The hope that lower real interest rates and higher growth would follow the floatation of the Brazilian Real was in large measure frustrated. Two international liquidity crises, caused by the reversal of capital flows, occurred in 2001 and 2002. These crises were associated with higher interest rates, lower economic activity, and higher inflation. Therefore, the term “exchange rate stagflation” seems to characterize the essence of this phenomenon. A stylized model by Caballero and Krishnamurthy  explains these events.
In recent decades, many middle-income countries (MICs) have liberalized their financial markets. Financial liberalization has typically been followed by a lending boom, during which credit has grown unusually fast. Some of these booms have been punctuated by twin currency and banking crises that are followed by a protracted credit crunch. In this paper we document three credit-market imperfections prevalent in MICs that can explain these boom-bust cycles as well as other macroeconomic patterns observed at higher frequencies across MICs.
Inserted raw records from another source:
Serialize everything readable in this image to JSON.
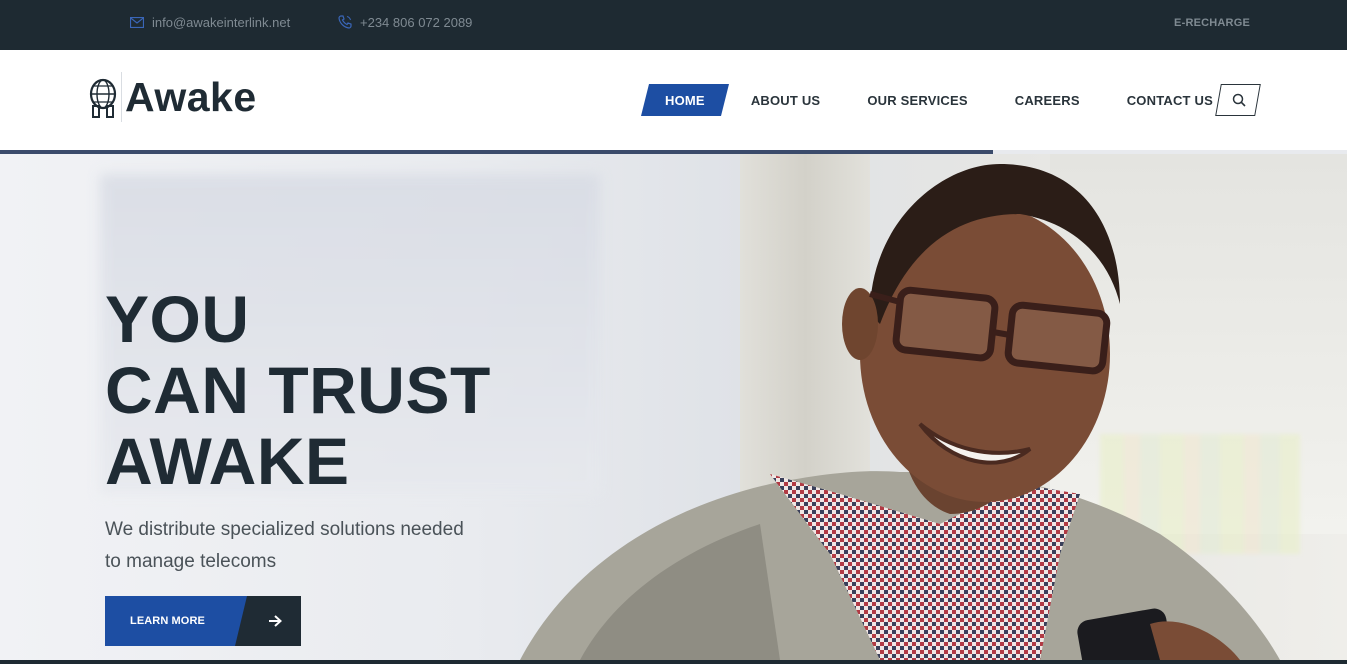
{
  "topbar": {
    "email": "info@awakeinterlink.net",
    "phone": "+234 806 072 2089",
    "erecharge_label": "E-RECHARGE",
    "icons": [
      "mail-icon",
      "phone-icon"
    ]
  },
  "header": {
    "brand": "Awake",
    "nav": [
      {
        "label": "HOME",
        "active": true
      },
      {
        "label": "ABOUT US",
        "active": false
      },
      {
        "label": "OUR SERVICES",
        "active": false
      },
      {
        "label": "CAREERS",
        "active": false
      },
      {
        "label": "CONTACT US",
        "active": false
      }
    ],
    "search_icon": "search-icon"
  },
  "slider": {
    "progress_fraction": 0.737
  },
  "hero": {
    "headline": [
      "YOU",
      "CAN TRUST",
      "AWAKE"
    ],
    "subtext_line1": "We distribute specialized solutions needed",
    "subtext_line2": "to manage telecoms",
    "cta_label": "LEARN MORE",
    "cta_icon": "arrow-right-icon"
  },
  "colors": {
    "accent": "#1d4ea3",
    "dark": "#1f2b34",
    "topbar_bg": "#1e2a32"
  }
}
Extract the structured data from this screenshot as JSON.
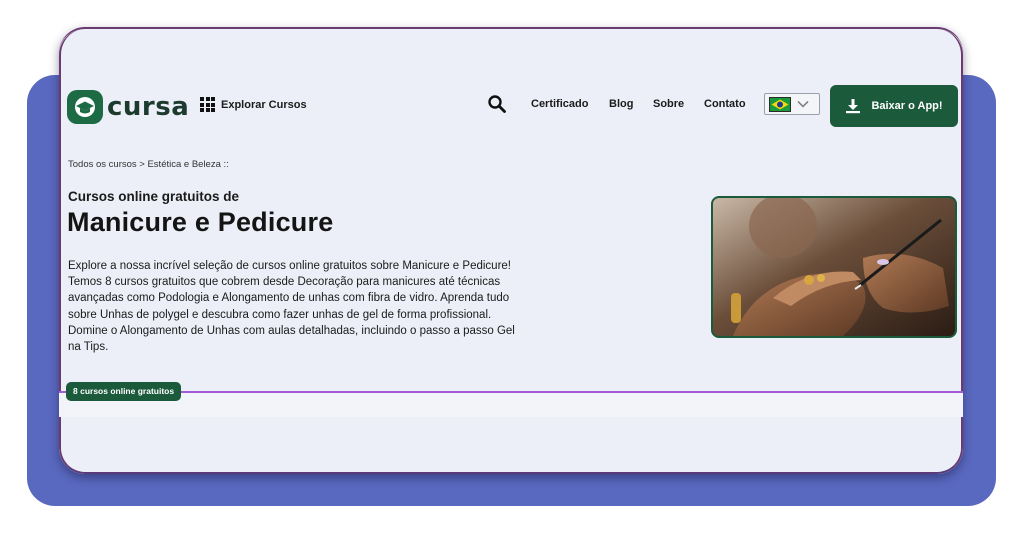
{
  "header": {
    "logo_text": "cursa",
    "explore_label": "Explorar Cursos",
    "nav": {
      "certificado": "Certificado",
      "blog": "Blog",
      "sobre": "Sobre",
      "contato": "Contato"
    },
    "language_icon": "brazil-flag-icon",
    "app_button_label": "Baixar o App!",
    "brand_color": "#1c5a3c"
  },
  "breadcrumb": "Todos os cursos > Estética e Beleza ::",
  "page": {
    "subtitle": "Cursos online gratuitos de",
    "title": "Manicure e Pedicure",
    "description": "Explore a nossa incrível seleção de cursos online gratuitos sobre Manicure e Pedicure! Temos 8 cursos gratuitos que cobrem desde Decoração para manicures até técnicas avançadas como Podologia e Alongamento de unhas com fibra de vidro. Aprenda tudo sobre Unhas de polygel e descubra como fazer unhas de gel de forma profissional. Domine o Alongamento de Unhas com aulas detalhadas, incluindo o passo a passo Gel na Tips.",
    "course_count_badge": "8 cursos online gratuitos"
  },
  "colors": {
    "backdrop": "#5a69c0",
    "card": "#eceff7",
    "accent_line": "#a35ad6"
  }
}
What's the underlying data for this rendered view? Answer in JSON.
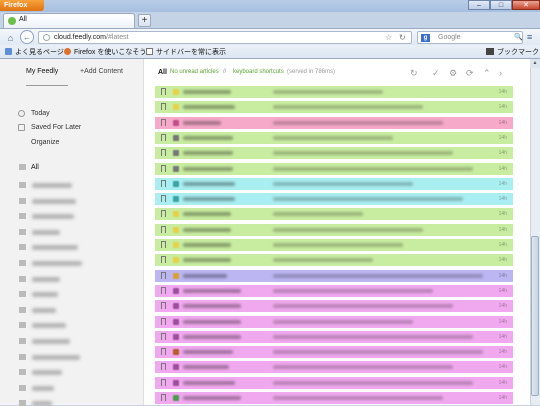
{
  "window": {
    "app_button": "Firefox",
    "minimize": "–",
    "maximize": "□",
    "close": "✕"
  },
  "tab": {
    "label": "All"
  },
  "newtab_label": "+",
  "nav": {
    "url_host": "cloud.feedly.com",
    "url_path": "/#latest",
    "search_engine": "g",
    "search_placeholder": "Google",
    "star": "☆",
    "reload": "↻",
    "home": "⌂",
    "back": "←",
    "search_go": "🔍",
    "menu": "≡"
  },
  "bookmarks": {
    "items": [
      "よく見るページ",
      "Firefox を使いこなそう",
      "サイドバーを常に表示"
    ],
    "right": "ブックマーク"
  },
  "sidebar": {
    "tabs": [
      "My Feedly",
      "+Add Content"
    ],
    "nav": [
      "Today",
      "Saved For Later",
      "Organize"
    ],
    "all_label": "All"
  },
  "header": {
    "all": "All",
    "unread": "No unread articles",
    "sep": "//",
    "keyboard": "keyboard shortcuts",
    "served": "(served in 786ms)"
  },
  "toolbar_icons": [
    "refresh-icon",
    "check-icon",
    "gear-icon",
    "sync-icon",
    "collapse-icon",
    "next-icon"
  ],
  "toolbar_glyphs": [
    "↻",
    "✓",
    "⚙",
    "⟳",
    "⌃",
    "›"
  ],
  "colors": {
    "green": "#c8eca0",
    "pink": "#f6a9c9",
    "cyan": "#a9eef0",
    "purple": "#bcb6f2",
    "magenta": "#f0a9ee"
  },
  "rows": [
    {
      "color": "green",
      "age": "14h"
    },
    {
      "color": "green",
      "age": "14h"
    },
    {
      "color": "pink",
      "age": "14h"
    },
    {
      "color": "green",
      "age": "14h"
    },
    {
      "color": "green",
      "age": "14h"
    },
    {
      "color": "green",
      "age": "14h"
    },
    {
      "color": "cyan",
      "age": "14h"
    },
    {
      "color": "cyan",
      "age": "14h"
    },
    {
      "color": "green",
      "age": "14h"
    },
    {
      "color": "green",
      "age": "14h"
    },
    {
      "color": "green",
      "age": "14h"
    },
    {
      "color": "green",
      "age": "14h"
    },
    {
      "color": "purple",
      "age": "14h"
    },
    {
      "color": "magenta",
      "age": "14h"
    },
    {
      "color": "magenta",
      "age": "14h"
    },
    {
      "color": "magenta",
      "age": "14h"
    },
    {
      "color": "magenta",
      "age": "14h"
    },
    {
      "color": "magenta",
      "age": "14h"
    },
    {
      "color": "magenta",
      "age": "14h"
    },
    {
      "color": "magenta",
      "age": "14h"
    },
    {
      "color": "magenta",
      "age": "14h"
    }
  ]
}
We study the determinants of stock market development and the growing migration of capital raising, listing and trading activity to international exchanges. Economies with higher income per capita, sounder macro policies, more efficient legal systems with better shareholder protection, and more open financial markets have larger and more liquid markets. As such fundamentals improve, however, the degree of migration to international exchanges also increases. This leads to gains for corporations in the form of lower costs, better terms and more liquidly-traded shares.
The development of government bond markets and, in particular, their currency composition have recently received much interest, partly because of their perceived links with financial crises. This paper studies determinants of the size and currency composition of government bond markets for a panel of developed and developing countries. We find that countries with larger economies, greater domestic investor bases and more flexible exchange rate regimes have larger domestic currency bond markets, while smaller economies rely more on foreign currency bonds.